Aurora Robson describes herself as an environmentally conscious artist, working predominantly with plastic debris. Known for her sculptures and installations made of repurposed plastic waste, she hopes to help restrict the flow of plastic into our oceans.
A founding artist of Project Vortex, an international collective of artists, designers, and architects who also work extensively with plastic debris, Robson has been developing a college course called “Sculpture + Intercepting the Waste Stream” designed to foster creative stewardship initiatives through academia.
“My goal is to employ art as a device for shifting values,” she shared in an interview with Artnet. “As opposed to merely communicating, I am attempting to literally reprogram myself and my audience in terms of our relationship to matter, ourselves, and each other.”
“I want my work to be an accurate reflection of reality, but waste is messy,” she admits. “I aim for precision in the work. In order to achieve that precision, my studio must be carefully prepared. I listen to news and information on various programs for a portion of the day so that I can stay informed. Then for the remainder of the day, I typically play energetic or meditative, innovative music to aid in processing information and maintaining creative momentum.”
The end result is both striking and alarming.
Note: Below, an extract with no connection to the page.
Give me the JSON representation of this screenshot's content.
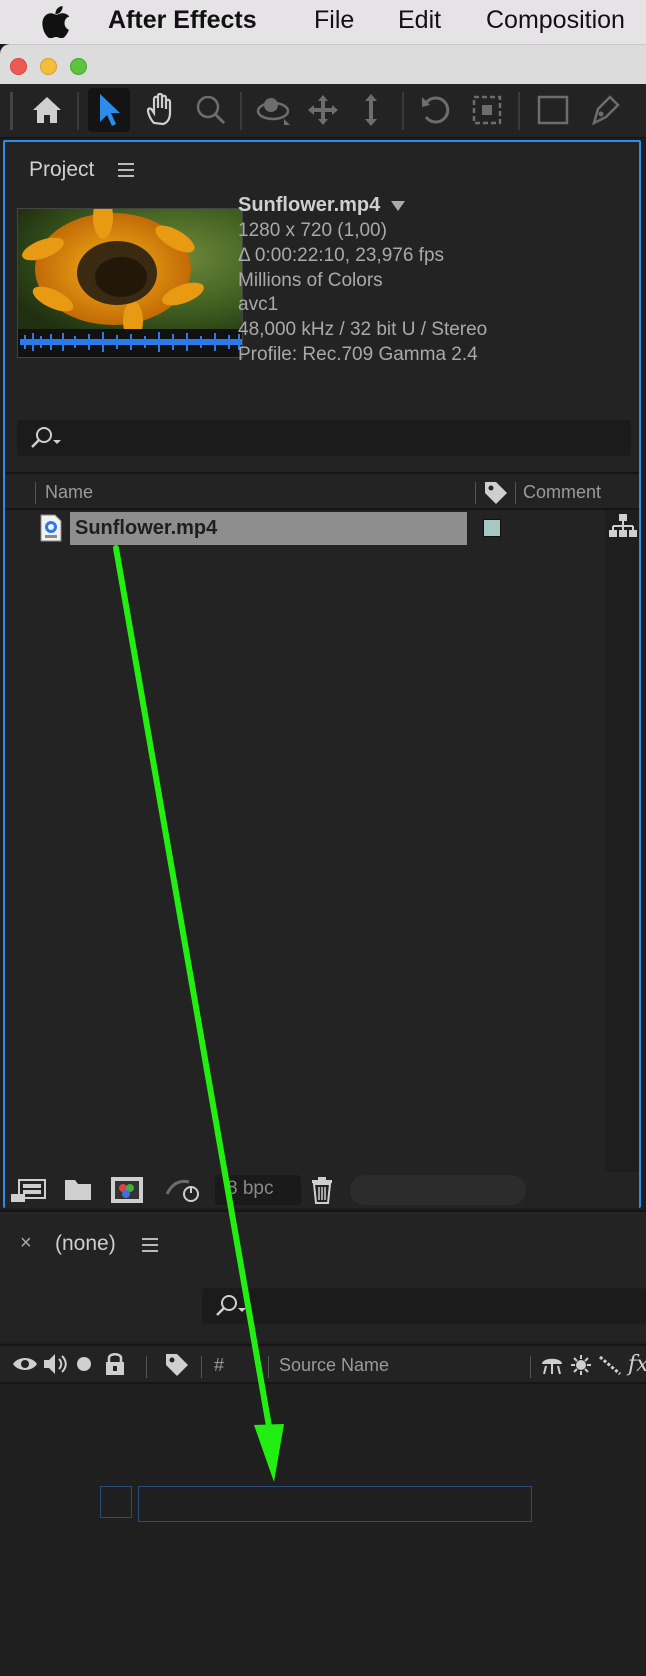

A wakeup call, if you ever needed one, about the state of our oceans.